Lately I’ve been hearing from a lot of people that they want to make a career change. Not just industry, but their function within an organization. For many the idea of doing this is often more appealing than the reality. Here is the biggest barrier for most people and if you can get past that, some tips for success.
The Big Question: Are you ready to take a pay cut?
I start here because it is typically the biggest deal breaker to change. 95% of conversations I have with people about changing careers end here because when you are used to the compensation you have accumulated over 10 years in a specific function, going back is hard (or not even an option) for most people. Think about it, if you are making a complete career change, you are competing with entry level candidates (typically) who are willing to get paid less in exchange for experience. Figure out how much you NEED to make if you change jobs, not just what you WANT to make.
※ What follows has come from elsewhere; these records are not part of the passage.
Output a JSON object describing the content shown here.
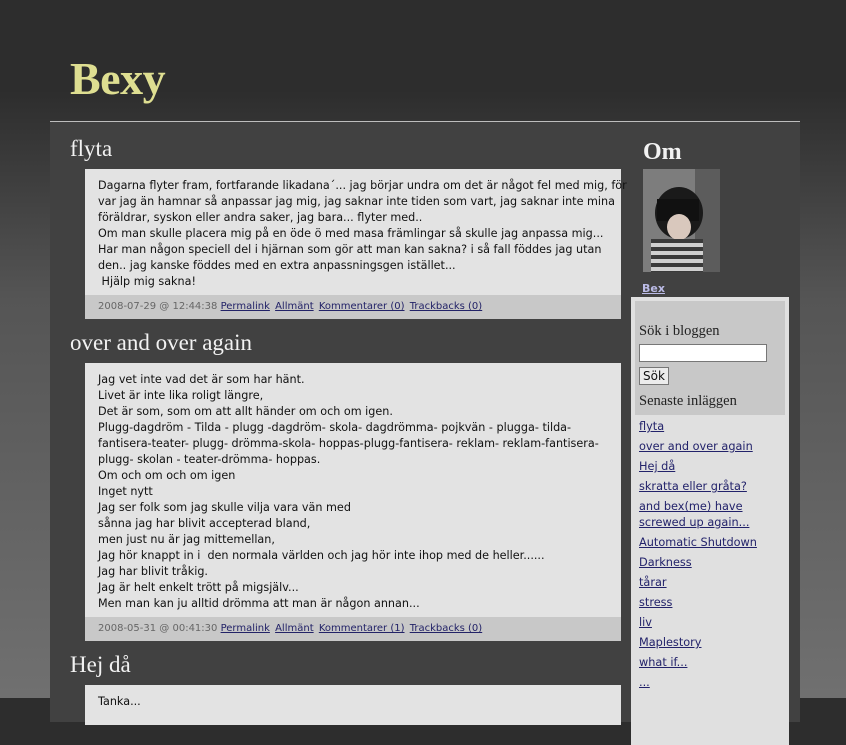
{
  "site": {
    "title": "Bexy"
  },
  "posts": [
    {
      "title": "flyta",
      "lines": [
        "Dagarna flyter fram, fortfarande likadana´... jag börjar undra om det är något fel med mig, för",
        "var jag än hamnar så anpassar jag mig, jag saknar inte tiden som vart, jag saknar inte mina",
        "föräldrar, syskon eller andra saker, jag bara... flyter med..",
        "Om man skulle placera mig på en öde ö med masa främlingar så skulle jag anpassa mig...",
        "Har man någon speciell del i hjärnan som gör att man kan sakna? i så fall föddes jag utan",
        "den.. jag kanske föddes med en extra anpassningsgen istället...",
        " Hjälp mig sakna!"
      ],
      "date": "2008-07-29 @ 12:44:38",
      "permalink": "Permalink",
      "category": "Allmänt",
      "comments": "Kommentarer (0)",
      "trackbacks": "Trackbacks (0)"
    },
    {
      "title": "over and over again",
      "lines": [
        "Jag vet inte vad det är som har hänt.",
        "Livet är inte lika roligt längre,",
        "Det är som, som om att allt händer om och om igen.",
        "Plugg-dagdröm - Tilda - plugg -dagdröm- skola- dagdrömma- pojkvän - plugga- tilda-",
        "fantisera-teater- plugg- drömma-skola- hoppas-plugg-fantisera- reklam- reklam-fantisera-",
        "plugg- skolan - teater-drömma- hoppas.",
        "Om och om och om igen",
        "Inget nytt",
        "Jag ser folk som jag skulle vilja vara vän med",
        "sånna jag har blivit accepterad bland,",
        "men just nu är jag mittemellan,",
        "Jag hör knappt in i  den normala världen och jag hör inte ihop med de heller......",
        "Jag har blivit tråkig.",
        "Jag är helt enkelt trött på migsjälv...",
        "Men man kan ju alltid drömma att man är någon annan..."
      ],
      "date": "2008-05-31 @ 00:41:30",
      "permalink": "Permalink",
      "category": "Allmänt",
      "comments": "Kommentarer (1)",
      "trackbacks": "Trackbacks (0)"
    },
    {
      "title": "Hej då",
      "lines": [
        "Tanka..."
      ]
    }
  ],
  "sidebar": {
    "about_heading": "Om",
    "author_link": "Bex",
    "search_label": "Sök i bloggen",
    "search_value": "",
    "search_button": "Sök",
    "recent_label": "Senaste inläggen",
    "recent_links": [
      "flyta",
      "over and over again",
      "Hej då",
      "skratta eller gråta?",
      "and bex(me) have screwed up again...",
      "Automatic Shutdown",
      "Darkness",
      "tårar",
      "stress",
      "liv",
      "Maplestory",
      "what if...",
      "..."
    ]
  }
}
Before You Make a Change:
Look for ways to get some relevant experience where you are.
- If you work at a SMALL company, keep raising your hand and taking on more responsibilities. When you are interviewing in the future you can point to the experiences you gained and why you are worth more.
- If you work at a LARGE company, try an internal transfer. You have years of company knowledge that would provide value and a reason for them to pay you a premium in a new function. It might not be as much as you are making now, but it could be less of a step down than changing companies.
During The Job Search:
Target companies that need your industry experience. For example, if you have been an accountant for 10 years and want to get into sales, target companies who sell to accountants.
On Your Resume:
Have and Objective Statement, not a Summary. Resumes with an Objective Statement are more likely to take you further along in the interview process (initial phone screen) when you do not have the background for the role. A summary just confirms what I already know; you do not have the right experience for the role in which you are interested. This typically means the resume is dead on arrival. BUT, if you tell me what you want to do, I can work with that.
In The Interview:
Know what you want. Hiring managers are not interviewing you to help you decide what you should be when you grow up. They are trying to figure out who will best help them hit their target objectives. Even if they see potential in you, lack of focus can be a deal killer. If you are interviewing for a sales role, talk about the other sales roles you are interviewing for, but best to leave those marketing roles you applied to out of the conversation. By staying in your swim lane during the interview, you can keep the focus on your ability to do this role.